[To do]: Among the entries, which lines carry the string "Managed"? Copy each of them.

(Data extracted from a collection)
=======

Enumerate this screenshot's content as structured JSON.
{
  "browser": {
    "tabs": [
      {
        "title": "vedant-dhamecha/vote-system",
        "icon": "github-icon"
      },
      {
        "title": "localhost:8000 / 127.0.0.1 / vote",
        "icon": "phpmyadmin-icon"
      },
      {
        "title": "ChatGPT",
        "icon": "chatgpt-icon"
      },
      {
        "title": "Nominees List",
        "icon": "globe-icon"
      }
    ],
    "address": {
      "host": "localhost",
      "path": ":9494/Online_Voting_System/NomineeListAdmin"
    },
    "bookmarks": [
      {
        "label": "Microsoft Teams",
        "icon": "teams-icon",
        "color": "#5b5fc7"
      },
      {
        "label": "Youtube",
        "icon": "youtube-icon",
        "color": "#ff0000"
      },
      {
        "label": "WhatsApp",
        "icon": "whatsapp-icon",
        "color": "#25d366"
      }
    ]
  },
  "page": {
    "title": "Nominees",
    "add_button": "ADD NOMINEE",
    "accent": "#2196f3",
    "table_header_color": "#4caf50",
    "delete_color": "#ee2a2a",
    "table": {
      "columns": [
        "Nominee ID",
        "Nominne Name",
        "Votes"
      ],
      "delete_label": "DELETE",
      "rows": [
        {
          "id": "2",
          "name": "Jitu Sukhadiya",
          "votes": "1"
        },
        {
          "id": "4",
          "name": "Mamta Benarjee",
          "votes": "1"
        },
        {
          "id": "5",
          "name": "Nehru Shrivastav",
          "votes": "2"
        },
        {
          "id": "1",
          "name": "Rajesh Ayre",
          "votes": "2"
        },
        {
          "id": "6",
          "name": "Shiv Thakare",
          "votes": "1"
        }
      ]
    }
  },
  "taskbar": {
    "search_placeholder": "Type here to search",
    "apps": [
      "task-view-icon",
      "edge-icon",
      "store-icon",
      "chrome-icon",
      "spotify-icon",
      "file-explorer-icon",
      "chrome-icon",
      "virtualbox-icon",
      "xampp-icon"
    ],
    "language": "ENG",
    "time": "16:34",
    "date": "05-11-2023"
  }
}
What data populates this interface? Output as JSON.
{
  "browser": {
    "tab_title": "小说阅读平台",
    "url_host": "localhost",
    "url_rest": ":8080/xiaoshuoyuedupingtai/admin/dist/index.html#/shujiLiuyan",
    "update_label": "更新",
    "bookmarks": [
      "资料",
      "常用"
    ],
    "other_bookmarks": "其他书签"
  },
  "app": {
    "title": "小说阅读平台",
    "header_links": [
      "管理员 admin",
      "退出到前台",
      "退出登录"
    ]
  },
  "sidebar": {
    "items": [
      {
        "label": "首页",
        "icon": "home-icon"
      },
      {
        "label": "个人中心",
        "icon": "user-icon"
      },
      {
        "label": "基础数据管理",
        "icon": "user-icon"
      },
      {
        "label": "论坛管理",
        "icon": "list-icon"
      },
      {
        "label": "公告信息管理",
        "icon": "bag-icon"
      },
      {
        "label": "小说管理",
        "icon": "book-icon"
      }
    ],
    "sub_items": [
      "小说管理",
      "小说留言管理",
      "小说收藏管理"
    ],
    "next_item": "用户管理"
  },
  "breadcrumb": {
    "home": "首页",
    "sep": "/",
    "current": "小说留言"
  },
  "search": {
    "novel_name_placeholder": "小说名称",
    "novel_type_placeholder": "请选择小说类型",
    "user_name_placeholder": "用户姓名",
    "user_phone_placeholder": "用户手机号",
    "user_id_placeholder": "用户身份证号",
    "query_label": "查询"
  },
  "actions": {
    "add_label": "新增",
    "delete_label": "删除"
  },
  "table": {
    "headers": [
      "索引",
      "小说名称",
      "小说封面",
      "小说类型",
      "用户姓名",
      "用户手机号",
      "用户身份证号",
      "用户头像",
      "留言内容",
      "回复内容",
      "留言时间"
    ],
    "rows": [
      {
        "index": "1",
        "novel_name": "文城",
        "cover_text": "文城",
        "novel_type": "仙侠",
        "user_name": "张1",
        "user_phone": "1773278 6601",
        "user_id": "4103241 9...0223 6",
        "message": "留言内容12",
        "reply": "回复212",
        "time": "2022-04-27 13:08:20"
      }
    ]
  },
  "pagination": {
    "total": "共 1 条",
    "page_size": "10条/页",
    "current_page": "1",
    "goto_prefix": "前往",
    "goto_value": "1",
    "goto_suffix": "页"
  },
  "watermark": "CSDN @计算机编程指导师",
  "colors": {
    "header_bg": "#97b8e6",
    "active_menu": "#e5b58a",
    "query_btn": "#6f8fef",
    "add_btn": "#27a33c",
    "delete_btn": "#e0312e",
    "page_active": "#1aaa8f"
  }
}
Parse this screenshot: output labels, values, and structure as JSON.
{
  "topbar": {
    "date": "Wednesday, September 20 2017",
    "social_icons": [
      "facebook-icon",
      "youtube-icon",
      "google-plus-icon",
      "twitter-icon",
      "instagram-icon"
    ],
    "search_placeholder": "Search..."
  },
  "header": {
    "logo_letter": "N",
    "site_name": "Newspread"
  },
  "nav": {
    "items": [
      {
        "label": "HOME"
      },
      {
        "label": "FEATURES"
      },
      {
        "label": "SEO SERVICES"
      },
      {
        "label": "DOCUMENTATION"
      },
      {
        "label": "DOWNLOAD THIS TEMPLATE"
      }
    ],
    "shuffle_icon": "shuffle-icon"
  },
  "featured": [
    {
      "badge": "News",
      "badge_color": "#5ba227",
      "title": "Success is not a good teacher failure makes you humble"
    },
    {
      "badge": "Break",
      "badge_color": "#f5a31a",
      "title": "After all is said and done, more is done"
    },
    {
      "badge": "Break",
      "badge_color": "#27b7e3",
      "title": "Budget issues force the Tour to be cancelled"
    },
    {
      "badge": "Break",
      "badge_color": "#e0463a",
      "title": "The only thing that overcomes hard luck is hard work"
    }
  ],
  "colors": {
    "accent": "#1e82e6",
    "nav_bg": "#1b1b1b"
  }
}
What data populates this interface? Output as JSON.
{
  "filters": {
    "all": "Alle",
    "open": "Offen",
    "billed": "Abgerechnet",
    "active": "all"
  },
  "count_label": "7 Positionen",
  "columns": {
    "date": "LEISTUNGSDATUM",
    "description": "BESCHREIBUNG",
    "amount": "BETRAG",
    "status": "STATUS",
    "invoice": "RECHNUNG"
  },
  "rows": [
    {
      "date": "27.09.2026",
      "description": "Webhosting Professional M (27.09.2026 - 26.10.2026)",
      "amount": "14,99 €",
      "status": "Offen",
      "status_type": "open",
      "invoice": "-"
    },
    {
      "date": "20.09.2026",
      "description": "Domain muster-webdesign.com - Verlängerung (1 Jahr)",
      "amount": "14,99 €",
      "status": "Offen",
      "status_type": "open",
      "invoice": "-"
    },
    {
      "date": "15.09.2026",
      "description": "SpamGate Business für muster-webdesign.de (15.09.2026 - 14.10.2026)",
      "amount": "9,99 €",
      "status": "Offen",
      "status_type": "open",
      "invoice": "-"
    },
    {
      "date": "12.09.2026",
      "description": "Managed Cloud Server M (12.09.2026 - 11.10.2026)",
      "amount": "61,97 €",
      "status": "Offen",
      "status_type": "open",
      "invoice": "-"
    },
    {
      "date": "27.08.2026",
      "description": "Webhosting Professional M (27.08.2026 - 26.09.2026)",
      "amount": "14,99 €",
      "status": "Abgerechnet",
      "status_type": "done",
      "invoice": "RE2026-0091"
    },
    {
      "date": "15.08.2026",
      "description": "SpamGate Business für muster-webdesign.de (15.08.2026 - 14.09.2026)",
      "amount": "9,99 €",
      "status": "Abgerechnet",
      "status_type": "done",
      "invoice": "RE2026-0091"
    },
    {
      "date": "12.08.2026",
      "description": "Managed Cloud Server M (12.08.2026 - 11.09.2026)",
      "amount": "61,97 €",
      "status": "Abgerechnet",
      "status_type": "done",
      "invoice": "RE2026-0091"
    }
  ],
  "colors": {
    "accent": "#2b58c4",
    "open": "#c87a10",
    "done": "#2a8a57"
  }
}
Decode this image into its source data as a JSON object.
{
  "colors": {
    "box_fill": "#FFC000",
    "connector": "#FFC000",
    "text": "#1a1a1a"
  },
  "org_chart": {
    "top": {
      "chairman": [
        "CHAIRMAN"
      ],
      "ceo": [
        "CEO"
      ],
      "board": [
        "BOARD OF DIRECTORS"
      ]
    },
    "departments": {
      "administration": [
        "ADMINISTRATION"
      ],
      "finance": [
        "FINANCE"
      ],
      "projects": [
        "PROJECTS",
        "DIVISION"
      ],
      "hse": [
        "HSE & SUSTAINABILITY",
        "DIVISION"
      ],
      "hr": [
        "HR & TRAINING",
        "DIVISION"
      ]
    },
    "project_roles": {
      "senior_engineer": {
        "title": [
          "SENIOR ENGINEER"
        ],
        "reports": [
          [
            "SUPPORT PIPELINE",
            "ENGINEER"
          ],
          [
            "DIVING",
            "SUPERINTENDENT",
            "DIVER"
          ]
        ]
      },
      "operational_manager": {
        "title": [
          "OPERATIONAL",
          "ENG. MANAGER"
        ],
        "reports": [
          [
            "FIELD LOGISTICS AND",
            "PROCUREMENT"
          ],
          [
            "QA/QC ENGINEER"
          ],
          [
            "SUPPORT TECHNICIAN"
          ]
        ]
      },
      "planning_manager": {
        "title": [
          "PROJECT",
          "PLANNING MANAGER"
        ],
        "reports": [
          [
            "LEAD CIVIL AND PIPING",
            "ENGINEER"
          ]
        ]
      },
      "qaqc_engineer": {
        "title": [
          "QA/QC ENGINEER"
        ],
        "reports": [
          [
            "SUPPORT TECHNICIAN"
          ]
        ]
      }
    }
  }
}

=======

[Completed task]:
      "description": "Managed Cloud Server M (12.09.2026 - 11.10.2026)",
      "description": "Managed Cloud Server M (12.08.2026 - 11.09.2026)",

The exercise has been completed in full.